── GIVEN ENTRIES

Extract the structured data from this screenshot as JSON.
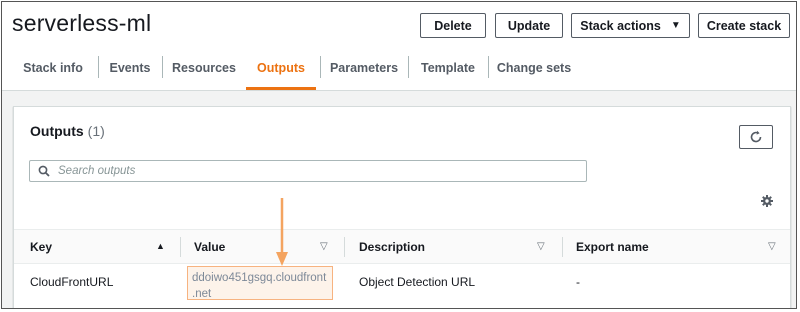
{
  "header": {
    "stack_name": "serverless-ml",
    "buttons": {
      "delete": "Delete",
      "update": "Update",
      "stack_actions": "Stack actions",
      "create_stack": "Create stack"
    }
  },
  "tabs": [
    {
      "label": "Stack info",
      "active": false
    },
    {
      "label": "Events",
      "active": false
    },
    {
      "label": "Resources",
      "active": false
    },
    {
      "label": "Outputs",
      "active": true
    },
    {
      "label": "Parameters",
      "active": false
    },
    {
      "label": "Template",
      "active": false
    },
    {
      "label": "Change sets",
      "active": false
    }
  ],
  "outputs": {
    "title": "Outputs",
    "count": "(1)",
    "search_placeholder": "Search outputs",
    "columns": [
      {
        "label": "Key",
        "sort": "ascending"
      },
      {
        "label": "Value",
        "sort": "none"
      },
      {
        "label": "Description",
        "sort": "none"
      },
      {
        "label": "Export name",
        "sort": "none"
      }
    ],
    "rows": [
      {
        "key": "CloudFrontURL",
        "value_line1": "ddoiwo451gsgq.cloudfront",
        "value_line2": ".net",
        "description": "Object Detection URL",
        "export_name": "-"
      }
    ]
  },
  "colors": {
    "accent": "#ec7211",
    "highlight_border": "#f7b380",
    "highlight_fill": "#fdf3ea"
  },
  "icons": {
    "refresh": "refresh-icon",
    "search": "search-icon",
    "settings": "gear-icon",
    "annotation": "arrow-down-icon"
  }
}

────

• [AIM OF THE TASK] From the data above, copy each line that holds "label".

• [OUTPUT OF THE TASK]
      "label": "Stack info",
      "label": "Events",
      "label": "Resources",
      "label": "Outputs",
      "label": "Parameters",
      "label": "Template",
      "label": "Change sets",
        "label": "Key",
        "label": "Value",
        "label": "Description",
        "label": "Export name",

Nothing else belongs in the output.